Human errors cause the vast majority of car accidents – approximately 94 percent. Although driver mistakes take many forms, from texting to speeding and making illegal turns, the most deadly error is driving under the influence of drugs or alcohol.
Statistics from the National Highway Traffic Safety Administration show that drunk driving has become deplorably common: In 2014, nearly 10,000 people died in alcohol-related car accidents. This means drunk drivers cause almost one-third of all road fatalities; in fact, one person dies in a drunk-driving crash every 53 minutes.
This is why Nevada courts impose harsh penalties on defendants who are convicted of DUI. A driver aged 21 or older could face DUI charges if caught operating a vehicle with a BAC of 0.08 or higher. Drivers who are younger than 21 could face DUI charges if their BAC is 0.02 or higher. It is illegal to drive a commercial motor vehicle with a BAC of 0.04 or higher.
If a drunk driver causes a crash that injures another person, then the victim can pursue compensation by making a personal injury claim against the at-fault motorist. If a drunk driver kills another person, then the victim’s estate can file a wrongful death lawsuit.
If you were injured by a drunk driver or lost a family member in a drunk-driving accident, contact Ed Bernstein & Associates. Our firm has been representing injured Nevadans for more than 40 years. Call 702-240-0000 to schedule a free initial consultation with an experienced Las Vegas personal injury lawyer.
Why Is Drunk Driving So Dangerous?
According to the Centers for Disease Control and Prevention, most people reach the legal limit when they have consumed about four alcoholic drinks. At that point, it is likely that a person will:

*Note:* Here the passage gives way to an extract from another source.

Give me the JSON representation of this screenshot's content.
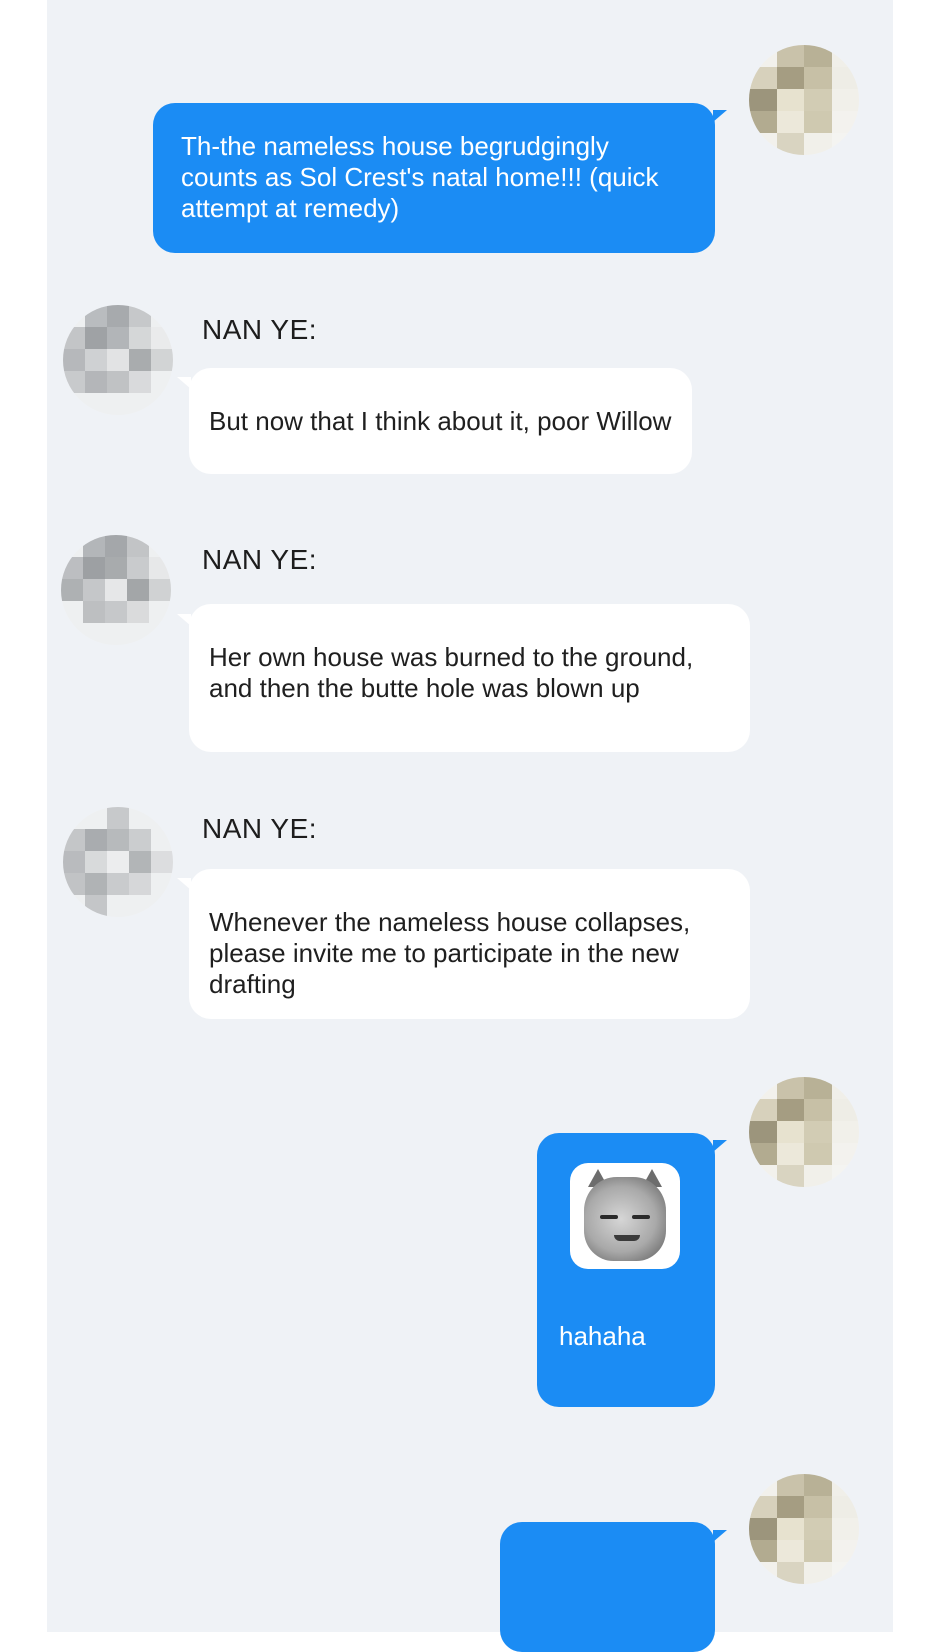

- Suffer reduced muscle coordination;
- Find it harder to recognize danger;
- And suffer impaired judgment and a lack of self-control.
Driving under the influence is a dangerous practice that puts the driver’s life, the lives of his or her passengers, and the lives of other road users at risk.
What Are the Penalties for a Frist DUI Conviction in Nevada?
Depending on the nature of the offense, the consequences of a first DUI conviction in Nevada include:
- Two days to six months of jail time or 96 hours of community service;
- DUI school;
- Possible order to attend substance abuse treatment;
- Driver’s license fee, testing fee and reinstatement feel (~$190 total);
- $400 to $1,000 in fines;
- SR-22 Certificate of Liability Insurance requirement;
- $35 Victims Compensation Civil Penalty;
- Order to install an ignition interlock device;
- And a license revocation for 90 days.
These penalties are worse if the defendant has multiple DUI convictions within seven years.
If you were injured by a drunk, distracted or otherwise negligent driver in Nevada, contact a personal injury lawyer from Ed Bernstein & Associates. An experienced accident attorney from our firm will help you claim compensation for medical bills, lost wages and other damages.
Our law firm has helped thousands of injured clients. Call 702-240-0000 today to schedule a free initial consultation.